DEAR ABBY: My friend "Nora" was very shaken by something that happened to her recently. While her six grandchildren were visiting, the oldest boy (age 13) shouted, "Let's take her down!" and all six of the children attacked her, knocking her to the ground, then groping and hitting her.
Nora is 73 and only 5 foot 2. Her oldest grandchild is 5 foot 7 and weighs 140 pounds. All of the grandchildren are large for their ages. The youngest, who is 7, weighs well over 70 pounds.
My question is, what can elderly people do to protect themselves? Nora felt helpless. She took the beating because she was afraid if she fought back, she'd be turned in for child abuse. I told her I'd have whacked that 13-year-old monster so hard he'd think twice about ever pulling a stunt like that again.

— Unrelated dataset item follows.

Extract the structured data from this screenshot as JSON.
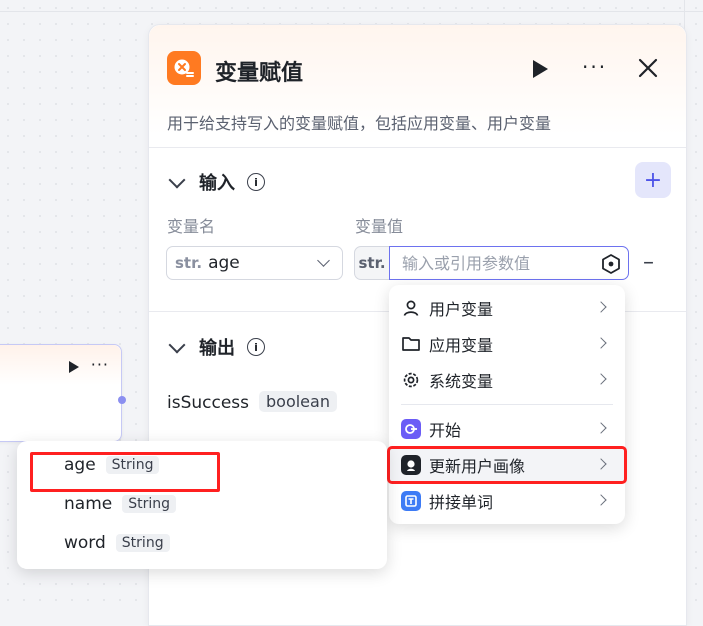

Now she's afraid of her grandkids because, even though their parents eventually pulled them off her, they did nothing to punish the children for their aggressive behavior. Is there anything older people can do to defend themselves against delinquents? -- SHOCKED IN TOPEKA
DEAR SHOCKED: Are you talking about delinquent children or delinquent parents? Nora's grandchildren were obviously never taught by their parents the importance of behaving respectfully around adults, particularly elderly adults who can be fragile. They could have caused their grandmother serious harm. That the behavior went unpunished is extremely disturbing because if parents don't bother to teach their children right from wrong, their misbehavior could escalate.
While the incident you described might be considered "fun and games" when it occurs between children, when it happens with an adult it becomes assault and battery. In Nora's case, it could be considered elder abuse.
There are two ways to protect oneself from "delinquents" of any age who act like this. The first is to avoid people who do not understand boundaries because their lack of judgment could sooner or later cause great bodily harm. The second is to notify the police and seek immediate medical attention.